Student sports journalist earns scholarship in national competition

Trey Miller
August 05, 2016

UNIVERSITY PARK, Pa. — An essay relating to Penn State’s history earned a sports journalism student a $5,000 scholarship in a competition conducted by the Jim Murray Memorial Foundation.  

Erin McCarthy, who will begin her senior year in the fall, is the sixth Penn State student since 2007 to be named a Murray Scholar through the competitive national program. She is one of five students to be awarded the scholarship among the 34 colleges and universities that provided a submission this year. 

“It definitely means a ton to me,” said McCarthy. “I had known about Jim Murray before I had even been told about me being nominated for the scholarship. He’s such a legend in the industry. It’s such an honor to represent (Jim Murray), first of all, and also to be named among the Penn Staters who have won this.” 

The essay had to fit guidelines and follow a prompt, which this year was to be a column about a person or event that had shaped the university relating to athletics. 

McCarthy wrote about the Penn State All-Sports Museum and how it addressed the legacy of football coach Joe Paterno. McCarthy argued that a museum should provide as much context as possible on any matter and allow visitors to make decisions themselves.

“My essay was that the goal should be to never forget,” said McCarthy. “I didn’t take a stance on (Paterno’s) legacy.

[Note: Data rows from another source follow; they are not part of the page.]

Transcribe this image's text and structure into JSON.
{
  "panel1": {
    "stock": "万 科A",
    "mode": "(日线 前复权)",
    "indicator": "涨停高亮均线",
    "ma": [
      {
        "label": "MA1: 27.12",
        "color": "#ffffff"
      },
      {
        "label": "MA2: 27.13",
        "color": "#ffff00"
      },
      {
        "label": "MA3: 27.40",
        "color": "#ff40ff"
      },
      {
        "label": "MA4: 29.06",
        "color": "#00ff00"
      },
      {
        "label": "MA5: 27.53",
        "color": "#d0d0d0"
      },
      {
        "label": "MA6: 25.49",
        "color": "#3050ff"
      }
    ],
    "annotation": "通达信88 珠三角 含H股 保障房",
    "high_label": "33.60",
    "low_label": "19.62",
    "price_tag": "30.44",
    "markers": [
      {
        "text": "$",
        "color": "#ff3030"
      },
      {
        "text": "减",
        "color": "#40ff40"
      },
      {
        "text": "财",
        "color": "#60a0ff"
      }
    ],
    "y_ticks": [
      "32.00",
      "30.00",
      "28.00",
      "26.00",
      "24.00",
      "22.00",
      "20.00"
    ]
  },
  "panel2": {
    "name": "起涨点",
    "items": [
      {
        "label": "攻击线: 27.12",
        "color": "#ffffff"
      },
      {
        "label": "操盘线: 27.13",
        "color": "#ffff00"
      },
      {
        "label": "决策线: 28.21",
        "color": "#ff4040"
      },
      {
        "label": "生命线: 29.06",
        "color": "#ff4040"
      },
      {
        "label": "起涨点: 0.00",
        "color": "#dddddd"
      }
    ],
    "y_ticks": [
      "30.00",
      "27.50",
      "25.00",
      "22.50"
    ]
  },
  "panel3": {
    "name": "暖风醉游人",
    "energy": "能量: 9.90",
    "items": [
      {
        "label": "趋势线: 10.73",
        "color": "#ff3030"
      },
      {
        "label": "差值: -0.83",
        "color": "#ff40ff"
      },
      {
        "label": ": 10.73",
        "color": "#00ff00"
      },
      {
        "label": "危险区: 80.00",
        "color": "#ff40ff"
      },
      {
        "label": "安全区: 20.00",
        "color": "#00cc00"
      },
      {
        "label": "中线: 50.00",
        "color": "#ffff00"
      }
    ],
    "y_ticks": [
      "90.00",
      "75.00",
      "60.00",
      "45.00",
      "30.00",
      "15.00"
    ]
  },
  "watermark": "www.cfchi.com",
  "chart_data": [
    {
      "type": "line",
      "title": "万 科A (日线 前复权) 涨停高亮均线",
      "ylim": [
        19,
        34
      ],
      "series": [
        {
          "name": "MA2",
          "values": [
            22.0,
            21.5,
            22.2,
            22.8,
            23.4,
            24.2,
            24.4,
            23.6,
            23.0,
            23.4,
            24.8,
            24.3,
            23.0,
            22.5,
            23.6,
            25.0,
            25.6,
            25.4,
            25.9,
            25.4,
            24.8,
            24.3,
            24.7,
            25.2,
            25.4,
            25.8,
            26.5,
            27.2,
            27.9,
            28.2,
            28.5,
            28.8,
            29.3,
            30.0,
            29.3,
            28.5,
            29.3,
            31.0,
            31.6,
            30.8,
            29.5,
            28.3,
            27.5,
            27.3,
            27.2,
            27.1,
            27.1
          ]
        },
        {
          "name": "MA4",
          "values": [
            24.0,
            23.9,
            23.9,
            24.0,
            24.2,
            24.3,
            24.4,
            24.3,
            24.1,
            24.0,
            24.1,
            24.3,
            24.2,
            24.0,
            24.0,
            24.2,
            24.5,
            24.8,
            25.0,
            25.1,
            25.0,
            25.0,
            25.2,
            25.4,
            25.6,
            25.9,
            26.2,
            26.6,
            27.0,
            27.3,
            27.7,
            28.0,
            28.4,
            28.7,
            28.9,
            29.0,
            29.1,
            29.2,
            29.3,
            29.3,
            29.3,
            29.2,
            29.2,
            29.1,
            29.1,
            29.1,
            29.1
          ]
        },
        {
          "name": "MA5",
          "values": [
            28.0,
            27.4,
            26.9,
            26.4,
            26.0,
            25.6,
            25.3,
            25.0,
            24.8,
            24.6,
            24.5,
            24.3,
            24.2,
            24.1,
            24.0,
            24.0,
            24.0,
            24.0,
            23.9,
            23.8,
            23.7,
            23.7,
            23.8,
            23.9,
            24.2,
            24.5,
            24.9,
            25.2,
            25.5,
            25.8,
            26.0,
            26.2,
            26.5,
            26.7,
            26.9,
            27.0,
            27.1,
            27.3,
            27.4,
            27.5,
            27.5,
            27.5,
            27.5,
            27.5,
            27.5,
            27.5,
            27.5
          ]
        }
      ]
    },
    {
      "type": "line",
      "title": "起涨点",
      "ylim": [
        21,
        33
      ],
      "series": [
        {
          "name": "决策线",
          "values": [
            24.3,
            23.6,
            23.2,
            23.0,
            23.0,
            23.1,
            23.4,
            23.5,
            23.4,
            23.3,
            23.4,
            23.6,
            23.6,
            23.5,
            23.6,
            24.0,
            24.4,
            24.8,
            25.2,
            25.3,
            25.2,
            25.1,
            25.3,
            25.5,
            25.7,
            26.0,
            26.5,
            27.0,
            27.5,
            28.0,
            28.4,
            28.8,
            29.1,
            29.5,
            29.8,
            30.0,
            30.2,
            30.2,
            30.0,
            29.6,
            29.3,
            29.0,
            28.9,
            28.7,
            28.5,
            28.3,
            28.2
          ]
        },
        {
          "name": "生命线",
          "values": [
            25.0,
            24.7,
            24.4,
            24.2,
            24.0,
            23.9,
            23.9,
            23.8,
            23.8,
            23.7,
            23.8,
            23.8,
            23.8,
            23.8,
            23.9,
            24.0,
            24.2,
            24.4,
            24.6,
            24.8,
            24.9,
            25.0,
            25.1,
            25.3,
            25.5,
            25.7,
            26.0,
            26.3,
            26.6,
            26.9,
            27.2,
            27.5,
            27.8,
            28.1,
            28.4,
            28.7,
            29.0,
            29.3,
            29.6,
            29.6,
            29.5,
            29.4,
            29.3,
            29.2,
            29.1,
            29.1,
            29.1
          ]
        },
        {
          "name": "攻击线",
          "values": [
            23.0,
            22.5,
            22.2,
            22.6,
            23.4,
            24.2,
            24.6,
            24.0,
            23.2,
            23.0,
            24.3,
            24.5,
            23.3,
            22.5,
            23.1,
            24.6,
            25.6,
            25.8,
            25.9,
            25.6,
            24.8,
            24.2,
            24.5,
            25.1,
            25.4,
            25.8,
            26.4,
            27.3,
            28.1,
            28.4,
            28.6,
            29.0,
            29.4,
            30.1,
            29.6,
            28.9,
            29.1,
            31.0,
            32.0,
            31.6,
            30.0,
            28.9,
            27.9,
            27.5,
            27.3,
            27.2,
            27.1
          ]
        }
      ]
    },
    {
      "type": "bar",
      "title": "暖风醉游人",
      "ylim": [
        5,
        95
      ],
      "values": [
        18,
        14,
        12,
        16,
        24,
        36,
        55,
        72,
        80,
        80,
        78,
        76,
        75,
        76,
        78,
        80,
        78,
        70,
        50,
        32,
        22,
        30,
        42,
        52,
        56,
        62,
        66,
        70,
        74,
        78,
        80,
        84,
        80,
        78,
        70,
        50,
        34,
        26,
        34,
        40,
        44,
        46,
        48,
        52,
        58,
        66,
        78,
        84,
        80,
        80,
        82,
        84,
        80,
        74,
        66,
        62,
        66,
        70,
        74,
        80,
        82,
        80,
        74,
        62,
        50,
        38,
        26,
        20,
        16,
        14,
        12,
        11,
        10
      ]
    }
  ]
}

I took more of a stance on remembering his legacy in whole, not in parts.”

It has been a busy summer for McCarthy, who competed in the individual national championships of the William Randolph Hearst Foundation’s Journalism Awards Program — often referred to as “the Pulitzers of college journalism” — May 30 to June 2. She finished third in the national writing championship in San Francisco.

McCarthy, who has been covering sports for less than a year, is spending the summer as an intern with The Philadelphia Inquirer’s sports desk, which included attending the Philadelphia Eagles training camp and covering Philadelphia Phillies games. Last fall, she covered Penn State football for the Inquirer and will continue to do so this season, marking her fifth internship with the Philadelphia paper, alongside veteran reporter Joe Juliano. In the spring, she went to Greece with the college's international reporting class. She is also a member of the John Curley Center for Sports Journalism, the Association for Women in Sports Media and writes for The Daily Collegian. 

Josh Moyer, who became Penn State’s first Murray Scholar in 2007, works as the Penn State football beat writer for ESPN. Mark Viera, a 2008 selection, has worked at The Washington Post and The New York Times, and is an associate at Simpson Thacher & Bartlett LLP. Shane McGregor, a 2011 winner, was a member of the football team and earned degrees in journalism and English. He is a freelance writer. Emily Kaplan, a 2012 winner, is a staff writer for Sports Illustrated’s “The MMQB.” Last year, Garrett Ross won the award prior to his junior year. Currently, he is a sports copy desk intern with The New York Times and editor-in-chief of The Daily Collegian. 

The national panel of judges who reviewed the submissions this year included Ken Davidoff (national baseball writer for The New York Post), Jay Hovdey (executive columnist for Daily Racing Form), Juliet Macur (sports columnist for The New York Times), Mark Purdy (sports columnist at the San Jose Mercury) and Helen Ross (chief of correspondents and senior writer for the PGA Tour). 

Scholarship winners will be honored during the annual Jim Murray Memorial Foundation’s “Day at the Races & Monte Carlo Night” at Santa Anita Park in Arcadia, California, on Oct. 29.

The foundation was established in 1999 to perpetuate the legacy of Murray, the late sports columnist for The Los Angeles Times from 1961 until his death in 1998. He was awarded a Pulitzer Prize for commentary in 1990. Murray received the J.G. Taylor Spink Award for meritorious contributions to baseball writing in 1987. He was named “America’s Best Sportswriter” by the National Sportscasters and Sportswriters Association 14 times, and went into the association’s Hall of Fame in 1978.

Murray graduated from Trinity College in Hartford, Connecticut, in 1943. He worked for several newspapers and was one of the founders of Sports Illustrated.

Penn State was added to the foundation’s scholarship program in 2006. The Curley Center — established in 2003 as the first academic endeavor of its kind in U.S. higher education — explores issues and trends in sports journalism through instruction, outreach, programming and research. The center was named in 2006 for John Curley, the retired president, CEO and chairman of the Gannett Co. Inc. and the first editor of USA Today. Curley also served as a founding co-director of the center.

Last Updated August 05, 2016